The Orion spacecraft will be assembled and integrated on site in the Operations & Checkout (O & C) building at NASA’s Kennedy Space Center (KSC) in Florida. By doing this, both time and money can be saved as it will cut down on transportation costs and logistical issues.

“The unique benefit of this complete on-site operation is that we will build the spacecraft and then move it directly onto the launch vehicle at KSC, which saves the government transportation costs associated with tests and checkout prior to launch,” said Lockheed Martin Orion Deputy Program Manager for production operations Richard Harris. “This capability also facilitates the KSC workforce transition efforts by providing new job opportunities for those employees completing their shuttle program assignments.”

The current plan calls for Orion to serve to transport astronauts to the International Space Station and perhaps an eventual mission beyond low-Earth-orbit (LEO), but Orion’s future rests with Congress’ upcoming decision on NASA’s future budget. The House Science and Technology Committee announced Thursday a compromise between the House and Senate versions of NASA’s budget, but it is unclear when a final vote may take place.

In the meantime, the O & C building has been transformed in the past couple years into what is being called “the space factory of the future.” This was accomplished by the combined effort of both Lockheed Martin as well as Space Florida, the state’s aerospace development organization. The work was done to create a state-of-the-art facility for spacecraft production and innovation.

NASA's Operations and Checkout (O&C) Building has recently been refurbished to accomocate the Orion spacecraft. Photo Credit: NASA

Changes made to the O&C include 90,000 square feet of air-bearing floor space, paperless work stations, a portable clean room system, and specialized lifting/lowering/ support tools designed by United Space Alliance (USA). Specially designed air-bearing pallets will allow a small crew to maneuver hardware across the floor. The building renovation also incorporates energy-saving electrical systems which will help to further lower costs.

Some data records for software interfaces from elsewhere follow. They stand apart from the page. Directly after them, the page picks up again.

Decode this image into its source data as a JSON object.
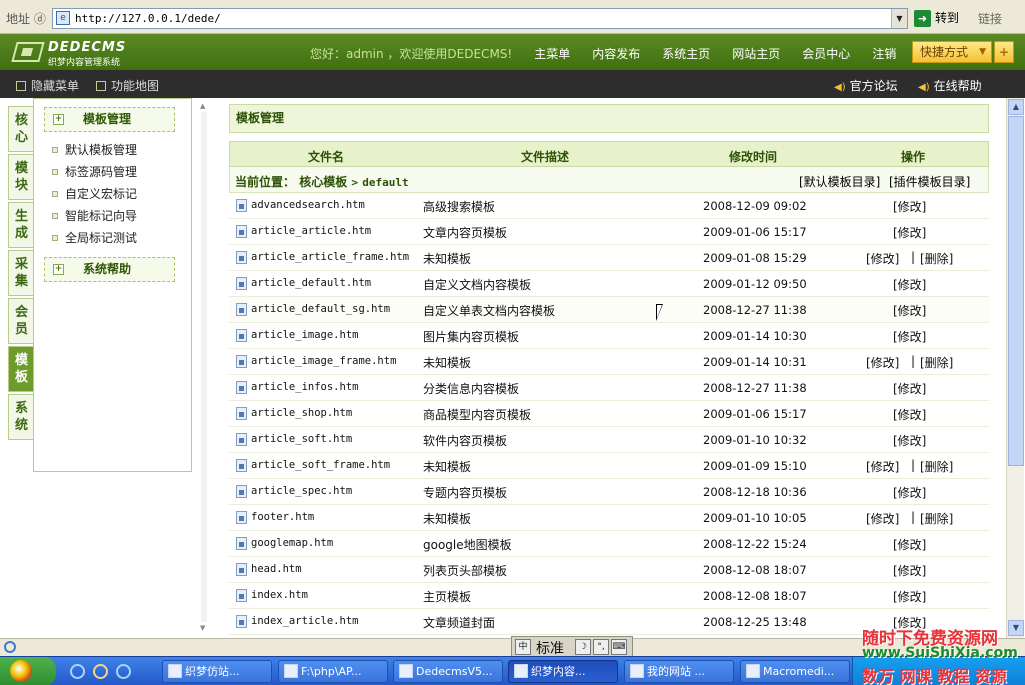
{
  "browser": {
    "address_label": "地址 ⓓ",
    "url": "http://127.0.0.1/dede/",
    "go_label": "转到",
    "links_label": "链接"
  },
  "header": {
    "logo_title": "DEDECMS",
    "logo_subtitle": "织梦内容管理系统",
    "welcome": "您好：admin ，欢迎使用DEDECMS!",
    "nav": [
      "主菜单",
      "内容发布",
      "系统主页",
      "网站主页",
      "会员中心",
      "注销"
    ],
    "quick_label": "快捷方式",
    "plus_label": "+"
  },
  "subheader": {
    "hide_menu": "隐藏菜单",
    "site_map": "功能地图",
    "forum": "官方论坛",
    "help": "在线帮助"
  },
  "vtabs": [
    "核心",
    "模块",
    "生成",
    "采集",
    "会员",
    "模板",
    "系统"
  ],
  "vtabs_active": 5,
  "leftmenu": {
    "section1_title": "模板管理",
    "section1_items": [
      "默认模板管理",
      "标签源码管理",
      "自定义宏标记",
      "智能标记向导",
      "全局标记测试"
    ],
    "section2_title": "系统帮助"
  },
  "main": {
    "page_title": "模板管理",
    "columns": [
      "文件名",
      "文件描述",
      "修改时间",
      "操作"
    ],
    "crumb_label": "当前位置：",
    "crumb_path1": "核心模板",
    "crumb_sep": ">",
    "crumb_path2": "default",
    "link_default_dir": "[默认模板目录]",
    "link_plugin_dir": "[插件模板目录]",
    "edit_label": "[修改]",
    "delete_label": "[删除]",
    "sep": "|",
    "files": [
      {
        "name": "advancedsearch.htm",
        "desc": "高级搜索模板",
        "time": "2008-12-09 09:02",
        "deletable": false
      },
      {
        "name": "article_article.htm",
        "desc": "文章内容页模板",
        "time": "2009-01-06 15:17",
        "deletable": false
      },
      {
        "name": "article_article_frame.htm",
        "desc": "未知模板",
        "time": "2009-01-08 15:29",
        "deletable": true
      },
      {
        "name": "article_default.htm",
        "desc": "自定义文档内容模板",
        "time": "2009-01-12 09:50",
        "deletable": false
      },
      {
        "name": "article_default_sg.htm",
        "desc": "自定义单表文档内容模板",
        "time": "2008-12-27 11:38",
        "deletable": false
      },
      {
        "name": "article_image.htm",
        "desc": "图片集内容页模板",
        "time": "2009-01-14 10:30",
        "deletable": false
      },
      {
        "name": "article_image_frame.htm",
        "desc": "未知模板",
        "time": "2009-01-14 10:31",
        "deletable": true
      },
      {
        "name": "article_infos.htm",
        "desc": "分类信息内容模板",
        "time": "2008-12-27 11:38",
        "deletable": false
      },
      {
        "name": "article_shop.htm",
        "desc": "商品模型内容页模板",
        "time": "2009-01-06 15:17",
        "deletable": false
      },
      {
        "name": "article_soft.htm",
        "desc": "软件内容页模板",
        "time": "2009-01-10 10:32",
        "deletable": false
      },
      {
        "name": "article_soft_frame.htm",
        "desc": "未知模板",
        "time": "2009-01-09 15:10",
        "deletable": true
      },
      {
        "name": "article_spec.htm",
        "desc": "专题内容页模板",
        "time": "2008-12-18 10:36",
        "deletable": false
      },
      {
        "name": "footer.htm",
        "desc": "未知模板",
        "time": "2009-01-10 10:05",
        "deletable": true
      },
      {
        "name": "googlemap.htm",
        "desc": "google地图模板",
        "time": "2008-12-22 15:24",
        "deletable": false
      },
      {
        "name": "head.htm",
        "desc": "列表页头部模板",
        "time": "2008-12-08 18:07",
        "deletable": false
      },
      {
        "name": "index.htm",
        "desc": "主页模板",
        "time": "2008-12-08 18:07",
        "deletable": false
      },
      {
        "name": "index_article.htm",
        "desc": "文章频道封面",
        "time": "2008-12-25 13:48",
        "deletable": false
      }
    ]
  },
  "ime": {
    "label": "标准"
  },
  "taskbar": {
    "tasks": [
      "织梦仿站...",
      "F:\\php\\AP...",
      "DedecmsV5...",
      "织梦内容...",
      "我的网站 ...",
      "Macromedi..."
    ],
    "active_index": 3
  },
  "watermark": {
    "line1": "随时下免费资源网",
    "line2": "www.SuiShiXia.com",
    "line3": "数万 网课 教程 资源"
  }
}
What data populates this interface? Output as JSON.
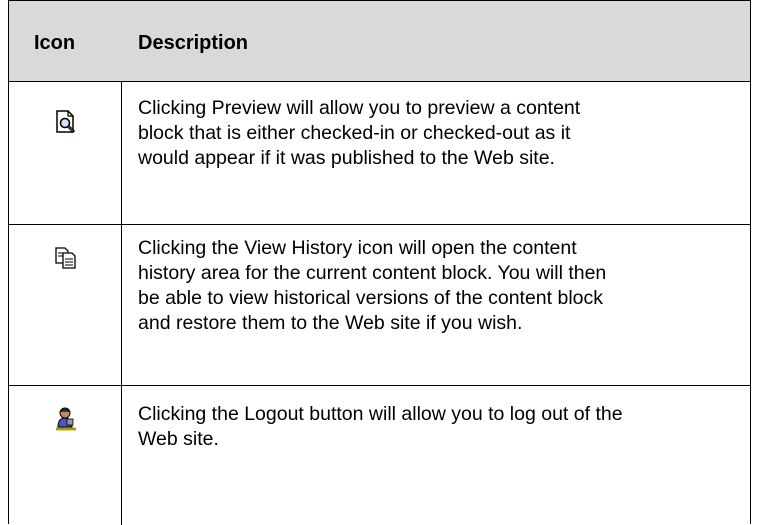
{
  "table": {
    "headers": {
      "icon": "Icon",
      "description": "Description"
    },
    "rows": [
      {
        "icon": "preview-icon",
        "lines": [
          "Clicking Preview will allow you to preview a content",
          "block that is either checked-in or checked-out as it",
          "would appear if it was published to the Web site."
        ]
      },
      {
        "icon": "view-history-icon",
        "lines": [
          "Clicking the View History icon will open the content",
          "history area for the current content block. You will then",
          "be able to view historical versions of the content block",
          "and restore them to the Web site if you wish."
        ]
      },
      {
        "icon": "logout-icon",
        "lines": [
          "Clicking the Logout button will allow you to log out of the",
          "Web site."
        ]
      }
    ]
  },
  "colors": {
    "header_bg": "#d9d9d9",
    "border": "#000000"
  }
}
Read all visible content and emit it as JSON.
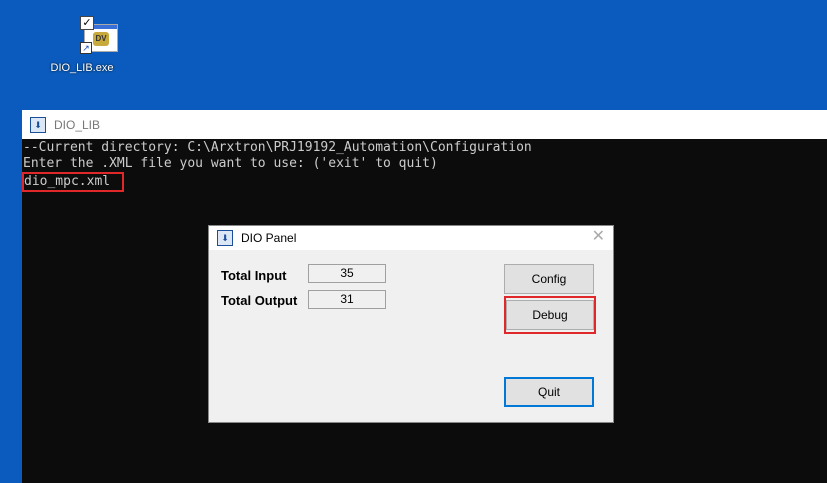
{
  "desktop": {
    "icon_label": "DIO_LIB.exe"
  },
  "console": {
    "title": "DIO_LIB",
    "lines": [
      "--Current directory: C:\\Arxtron\\PRJ19192_Automation\\Configuration",
      "Enter the .XML file you want to use: ('exit' to quit)"
    ],
    "input_value": "dio_mpc.xml"
  },
  "dialog": {
    "title": "DIO Panel",
    "total_input_label": "Total Input",
    "total_input_value": "35",
    "total_output_label": "Total Output",
    "total_output_value": "31",
    "config_label": "Config",
    "debug_label": "Debug",
    "quit_label": "Quit"
  },
  "colors": {
    "desktop_bg": "#0a5bbd",
    "console_bg": "#0c0c0c",
    "highlight": "#e0282a",
    "focus_border": "#0078d7"
  }
}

Lockheed Martin is the prime contractor for the Orion Project and heads the team that includes numerous subcontractors and small businesses working at facilities in 28 states. Additionally, the program works with more than 500 small businesses across the U.S. to provide the needed supplies that make the Orion Project a reality.

Source: Lockheed Martin